Pure Water Monterey would also to deliver 3,500 acre-feet of water per year to the Seaside Groundwater Basin using injection wells, forcing treated water into the aquifer.
The project calls for a new well site and pump station in Seaside, as well as new pipelines at the existing Salinas pump station off Hitchcock Road, behind the animal shelter.
California American Water would then extract that water using existing wells, and deliver the water to Monterey Peninsula customers using two new pipelines.
The latter is a key component of Cal Am's plan for cutting back its reliance on Carmel River Water by 70 percent by Jan. 1 of 2017, per a state order to restore flows in the Carmel River. (Cal Am's plan for a desalination plant is on a parallel timeline, with a public comment period also now open for a draft environmental impact report.)
To keep the project moving on time—and enable Cal Am to scale up its desal plant as a Plan B—the final EIR is expected to be certified this fall.
That means multiple parties who deliver wastewater to the Marina plant have a few more months to work out their differences over who is entitled to how much treated water. (Those sources of wastewater include urban and industrial water from Salinas and Monterey, as well as waters from the Blanco Drain and Tembladero Slough, some of the most polluted in the state with agricultural runoff.)
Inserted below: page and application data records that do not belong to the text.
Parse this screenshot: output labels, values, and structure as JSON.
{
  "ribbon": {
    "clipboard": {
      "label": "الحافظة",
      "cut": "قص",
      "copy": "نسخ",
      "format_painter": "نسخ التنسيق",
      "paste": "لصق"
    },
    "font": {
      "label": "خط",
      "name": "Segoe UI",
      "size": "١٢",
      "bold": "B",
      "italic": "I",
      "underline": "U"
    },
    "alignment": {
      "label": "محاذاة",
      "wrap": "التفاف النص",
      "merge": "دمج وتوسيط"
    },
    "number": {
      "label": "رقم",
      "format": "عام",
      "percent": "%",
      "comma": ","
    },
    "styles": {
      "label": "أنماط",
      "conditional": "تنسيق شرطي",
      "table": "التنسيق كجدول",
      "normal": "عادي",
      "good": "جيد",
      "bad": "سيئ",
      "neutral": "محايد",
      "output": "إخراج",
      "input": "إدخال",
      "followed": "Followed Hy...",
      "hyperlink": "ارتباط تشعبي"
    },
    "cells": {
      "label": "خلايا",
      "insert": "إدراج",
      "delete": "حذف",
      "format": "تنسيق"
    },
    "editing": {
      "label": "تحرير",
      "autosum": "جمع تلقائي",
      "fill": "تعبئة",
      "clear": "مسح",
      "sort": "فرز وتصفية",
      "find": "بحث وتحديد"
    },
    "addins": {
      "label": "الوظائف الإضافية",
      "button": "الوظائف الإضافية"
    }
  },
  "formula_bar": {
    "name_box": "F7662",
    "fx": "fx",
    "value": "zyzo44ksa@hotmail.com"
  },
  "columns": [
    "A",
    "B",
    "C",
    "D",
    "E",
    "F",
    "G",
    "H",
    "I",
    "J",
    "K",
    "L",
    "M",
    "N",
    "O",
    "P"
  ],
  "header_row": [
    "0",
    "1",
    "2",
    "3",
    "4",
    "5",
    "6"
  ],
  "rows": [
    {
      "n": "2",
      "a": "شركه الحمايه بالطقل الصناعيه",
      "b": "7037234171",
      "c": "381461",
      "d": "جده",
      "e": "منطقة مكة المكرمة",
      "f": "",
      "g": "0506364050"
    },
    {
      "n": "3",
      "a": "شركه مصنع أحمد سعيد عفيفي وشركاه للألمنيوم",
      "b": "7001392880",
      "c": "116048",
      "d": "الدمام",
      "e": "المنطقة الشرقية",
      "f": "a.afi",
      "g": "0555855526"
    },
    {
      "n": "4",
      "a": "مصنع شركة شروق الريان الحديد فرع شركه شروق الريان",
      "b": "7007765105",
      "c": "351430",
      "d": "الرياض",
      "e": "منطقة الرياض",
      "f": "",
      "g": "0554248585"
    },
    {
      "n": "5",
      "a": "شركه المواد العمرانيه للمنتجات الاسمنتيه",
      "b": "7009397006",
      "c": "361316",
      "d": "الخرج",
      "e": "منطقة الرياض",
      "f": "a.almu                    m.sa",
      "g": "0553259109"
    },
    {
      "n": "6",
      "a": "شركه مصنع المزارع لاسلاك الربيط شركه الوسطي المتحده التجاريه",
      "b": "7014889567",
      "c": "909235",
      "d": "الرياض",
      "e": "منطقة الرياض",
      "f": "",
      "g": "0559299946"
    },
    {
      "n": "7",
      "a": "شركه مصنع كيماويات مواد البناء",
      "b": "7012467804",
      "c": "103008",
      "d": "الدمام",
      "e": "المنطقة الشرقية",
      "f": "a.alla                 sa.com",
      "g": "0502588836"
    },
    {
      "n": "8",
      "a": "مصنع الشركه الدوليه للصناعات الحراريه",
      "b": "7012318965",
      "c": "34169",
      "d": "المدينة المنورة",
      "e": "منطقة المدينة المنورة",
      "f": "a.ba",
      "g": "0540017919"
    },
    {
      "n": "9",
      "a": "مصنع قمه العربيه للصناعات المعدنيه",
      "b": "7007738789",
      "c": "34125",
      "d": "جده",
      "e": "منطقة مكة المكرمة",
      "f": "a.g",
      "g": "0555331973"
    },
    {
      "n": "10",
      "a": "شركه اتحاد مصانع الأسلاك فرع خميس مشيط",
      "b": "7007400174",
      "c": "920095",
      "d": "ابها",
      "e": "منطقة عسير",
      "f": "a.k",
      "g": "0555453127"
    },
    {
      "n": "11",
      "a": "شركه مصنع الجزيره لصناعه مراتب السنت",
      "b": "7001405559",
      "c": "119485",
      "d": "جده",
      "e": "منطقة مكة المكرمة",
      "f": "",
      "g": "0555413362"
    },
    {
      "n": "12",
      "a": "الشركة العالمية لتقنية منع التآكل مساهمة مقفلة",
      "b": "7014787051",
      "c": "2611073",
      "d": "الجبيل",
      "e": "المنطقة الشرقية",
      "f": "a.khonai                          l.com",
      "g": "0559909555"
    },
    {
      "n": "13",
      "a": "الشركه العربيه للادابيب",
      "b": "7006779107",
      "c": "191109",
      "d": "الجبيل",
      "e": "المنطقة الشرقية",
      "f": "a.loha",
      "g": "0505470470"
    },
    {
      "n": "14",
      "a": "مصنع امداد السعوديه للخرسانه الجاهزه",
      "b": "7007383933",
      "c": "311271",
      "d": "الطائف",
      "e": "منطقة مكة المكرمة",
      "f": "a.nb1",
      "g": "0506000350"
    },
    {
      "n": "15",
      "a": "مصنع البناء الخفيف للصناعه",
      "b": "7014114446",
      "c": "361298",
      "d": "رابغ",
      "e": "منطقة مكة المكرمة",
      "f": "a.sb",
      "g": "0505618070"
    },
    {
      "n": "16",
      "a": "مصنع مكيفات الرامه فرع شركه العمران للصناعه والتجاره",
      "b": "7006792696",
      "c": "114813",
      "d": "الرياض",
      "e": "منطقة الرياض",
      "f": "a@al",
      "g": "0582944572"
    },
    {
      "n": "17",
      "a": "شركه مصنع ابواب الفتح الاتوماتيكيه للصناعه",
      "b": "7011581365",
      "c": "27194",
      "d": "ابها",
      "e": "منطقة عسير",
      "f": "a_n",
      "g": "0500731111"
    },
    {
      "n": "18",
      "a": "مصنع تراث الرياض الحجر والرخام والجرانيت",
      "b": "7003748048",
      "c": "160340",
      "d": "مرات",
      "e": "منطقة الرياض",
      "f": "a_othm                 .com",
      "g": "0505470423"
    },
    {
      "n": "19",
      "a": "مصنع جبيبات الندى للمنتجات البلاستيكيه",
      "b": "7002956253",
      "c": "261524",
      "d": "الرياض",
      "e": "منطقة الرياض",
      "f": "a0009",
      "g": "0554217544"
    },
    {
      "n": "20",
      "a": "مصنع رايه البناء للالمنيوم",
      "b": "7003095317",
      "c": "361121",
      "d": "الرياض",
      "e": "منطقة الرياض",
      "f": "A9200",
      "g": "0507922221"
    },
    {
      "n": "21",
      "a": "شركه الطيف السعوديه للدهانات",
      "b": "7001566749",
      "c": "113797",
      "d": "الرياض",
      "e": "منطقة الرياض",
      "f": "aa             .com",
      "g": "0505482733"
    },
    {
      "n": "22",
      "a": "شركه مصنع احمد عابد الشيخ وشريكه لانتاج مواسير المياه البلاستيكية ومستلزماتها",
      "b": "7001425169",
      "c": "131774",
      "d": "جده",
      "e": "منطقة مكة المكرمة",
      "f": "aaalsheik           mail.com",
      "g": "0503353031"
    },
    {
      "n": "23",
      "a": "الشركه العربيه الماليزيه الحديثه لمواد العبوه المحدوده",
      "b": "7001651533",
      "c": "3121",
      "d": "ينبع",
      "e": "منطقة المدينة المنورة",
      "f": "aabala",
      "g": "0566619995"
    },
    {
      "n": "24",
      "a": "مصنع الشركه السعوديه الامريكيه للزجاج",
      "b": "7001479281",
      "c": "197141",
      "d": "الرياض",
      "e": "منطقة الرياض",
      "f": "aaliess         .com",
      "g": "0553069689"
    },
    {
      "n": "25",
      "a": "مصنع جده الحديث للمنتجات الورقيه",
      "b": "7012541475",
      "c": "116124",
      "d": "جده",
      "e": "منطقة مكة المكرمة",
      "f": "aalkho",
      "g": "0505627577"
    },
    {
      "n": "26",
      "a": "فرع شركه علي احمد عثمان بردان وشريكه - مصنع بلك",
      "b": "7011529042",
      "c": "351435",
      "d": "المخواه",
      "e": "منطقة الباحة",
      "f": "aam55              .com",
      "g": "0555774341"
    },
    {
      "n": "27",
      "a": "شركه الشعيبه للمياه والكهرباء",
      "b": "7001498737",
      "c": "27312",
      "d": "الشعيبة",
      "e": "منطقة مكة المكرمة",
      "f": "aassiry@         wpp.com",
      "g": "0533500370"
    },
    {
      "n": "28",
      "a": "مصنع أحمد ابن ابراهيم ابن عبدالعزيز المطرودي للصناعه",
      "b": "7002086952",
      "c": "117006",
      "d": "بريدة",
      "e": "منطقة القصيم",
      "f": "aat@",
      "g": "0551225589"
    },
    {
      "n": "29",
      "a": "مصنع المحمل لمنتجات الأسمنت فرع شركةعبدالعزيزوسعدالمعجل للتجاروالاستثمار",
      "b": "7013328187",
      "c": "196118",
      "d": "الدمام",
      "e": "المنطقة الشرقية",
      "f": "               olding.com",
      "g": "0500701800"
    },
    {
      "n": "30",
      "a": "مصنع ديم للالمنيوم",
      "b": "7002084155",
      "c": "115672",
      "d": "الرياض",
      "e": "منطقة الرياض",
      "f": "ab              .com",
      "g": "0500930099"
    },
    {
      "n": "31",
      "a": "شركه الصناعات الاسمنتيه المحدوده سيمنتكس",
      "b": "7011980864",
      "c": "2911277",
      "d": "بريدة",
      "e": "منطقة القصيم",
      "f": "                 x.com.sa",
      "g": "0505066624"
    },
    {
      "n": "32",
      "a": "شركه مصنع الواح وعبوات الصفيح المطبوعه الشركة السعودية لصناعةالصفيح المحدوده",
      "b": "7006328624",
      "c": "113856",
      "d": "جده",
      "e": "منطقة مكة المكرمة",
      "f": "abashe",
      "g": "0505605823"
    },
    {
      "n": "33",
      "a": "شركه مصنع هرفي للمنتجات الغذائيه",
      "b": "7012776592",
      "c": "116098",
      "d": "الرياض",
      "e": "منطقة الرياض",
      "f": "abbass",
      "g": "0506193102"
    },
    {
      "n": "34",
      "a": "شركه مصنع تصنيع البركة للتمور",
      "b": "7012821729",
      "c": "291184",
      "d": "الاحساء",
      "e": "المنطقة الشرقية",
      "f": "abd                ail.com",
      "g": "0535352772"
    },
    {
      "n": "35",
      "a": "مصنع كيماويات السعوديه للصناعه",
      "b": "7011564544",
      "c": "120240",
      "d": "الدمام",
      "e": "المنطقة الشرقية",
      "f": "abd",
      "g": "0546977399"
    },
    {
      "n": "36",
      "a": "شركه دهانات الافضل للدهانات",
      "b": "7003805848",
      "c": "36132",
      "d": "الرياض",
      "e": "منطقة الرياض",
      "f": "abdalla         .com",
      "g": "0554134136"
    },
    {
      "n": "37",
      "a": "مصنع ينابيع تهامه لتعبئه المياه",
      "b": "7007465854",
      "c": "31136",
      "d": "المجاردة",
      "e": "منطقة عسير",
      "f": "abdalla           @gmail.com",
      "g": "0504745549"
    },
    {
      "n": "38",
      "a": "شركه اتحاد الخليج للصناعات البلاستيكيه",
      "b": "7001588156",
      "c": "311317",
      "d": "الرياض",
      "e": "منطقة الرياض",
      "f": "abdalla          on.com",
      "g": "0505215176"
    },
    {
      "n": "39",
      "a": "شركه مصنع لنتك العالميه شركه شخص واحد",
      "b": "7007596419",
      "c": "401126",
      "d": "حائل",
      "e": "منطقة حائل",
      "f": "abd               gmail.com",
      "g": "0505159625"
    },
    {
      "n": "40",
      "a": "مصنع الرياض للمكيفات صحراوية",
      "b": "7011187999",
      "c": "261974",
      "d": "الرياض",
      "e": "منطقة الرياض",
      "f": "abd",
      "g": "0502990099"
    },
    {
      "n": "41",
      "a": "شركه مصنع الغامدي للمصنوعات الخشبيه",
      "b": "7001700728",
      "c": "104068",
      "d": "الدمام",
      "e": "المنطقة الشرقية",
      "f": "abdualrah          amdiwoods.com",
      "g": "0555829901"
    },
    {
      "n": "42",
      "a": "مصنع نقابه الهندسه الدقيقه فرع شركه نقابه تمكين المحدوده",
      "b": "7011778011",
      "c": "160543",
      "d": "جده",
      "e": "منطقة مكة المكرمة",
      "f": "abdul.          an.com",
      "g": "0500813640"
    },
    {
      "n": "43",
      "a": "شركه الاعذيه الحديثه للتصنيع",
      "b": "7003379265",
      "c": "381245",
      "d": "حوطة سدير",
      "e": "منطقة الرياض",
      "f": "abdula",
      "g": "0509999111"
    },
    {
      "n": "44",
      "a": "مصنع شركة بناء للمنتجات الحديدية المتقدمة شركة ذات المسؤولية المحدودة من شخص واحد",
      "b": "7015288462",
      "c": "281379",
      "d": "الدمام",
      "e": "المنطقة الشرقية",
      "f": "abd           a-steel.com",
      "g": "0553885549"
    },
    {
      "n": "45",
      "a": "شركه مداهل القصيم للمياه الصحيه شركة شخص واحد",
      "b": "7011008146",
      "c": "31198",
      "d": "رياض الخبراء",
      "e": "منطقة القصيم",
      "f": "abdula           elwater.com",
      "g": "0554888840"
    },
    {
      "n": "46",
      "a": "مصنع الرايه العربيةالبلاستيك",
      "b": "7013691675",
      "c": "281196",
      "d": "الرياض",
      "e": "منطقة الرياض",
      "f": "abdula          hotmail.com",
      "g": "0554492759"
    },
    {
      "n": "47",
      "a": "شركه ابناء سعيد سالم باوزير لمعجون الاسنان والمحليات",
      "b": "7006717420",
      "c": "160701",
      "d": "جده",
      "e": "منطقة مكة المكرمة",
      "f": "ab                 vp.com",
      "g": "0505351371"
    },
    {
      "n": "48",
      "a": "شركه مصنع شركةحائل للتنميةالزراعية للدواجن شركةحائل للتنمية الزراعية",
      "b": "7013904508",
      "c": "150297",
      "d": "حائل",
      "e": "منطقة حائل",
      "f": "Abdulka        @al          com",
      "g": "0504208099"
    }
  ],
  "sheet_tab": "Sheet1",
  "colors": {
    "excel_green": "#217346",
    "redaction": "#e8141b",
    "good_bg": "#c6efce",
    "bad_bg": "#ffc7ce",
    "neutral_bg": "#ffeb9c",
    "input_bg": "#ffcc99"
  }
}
The project plans call for 18 months of construction, including new wells, pipelines and a new, more advanced water treatment plant in Marina.
The project plan calls for banking extra recycled water to deliver to farmland in drought years, meaning Salinas Valley growers would receive up to 5,290 acre-feet of recycled water per year. (It would average 4,500-4,750 acre-feet in normal years.)
According to the draft EIR, the impacts of each individual component of the project buildout would be relatively minor, and could mostly be mitigated by techniques to muffle construction noise and bury pipelines deep enough to avoid risk of erosion damage.
Local water officials answer questions at two public meetings, Wednesday May 20 from 6-8pm at Oldemeyer Center in Seaside, and Thursday May 21 from 4-6pm at Hartnell College in room B-208.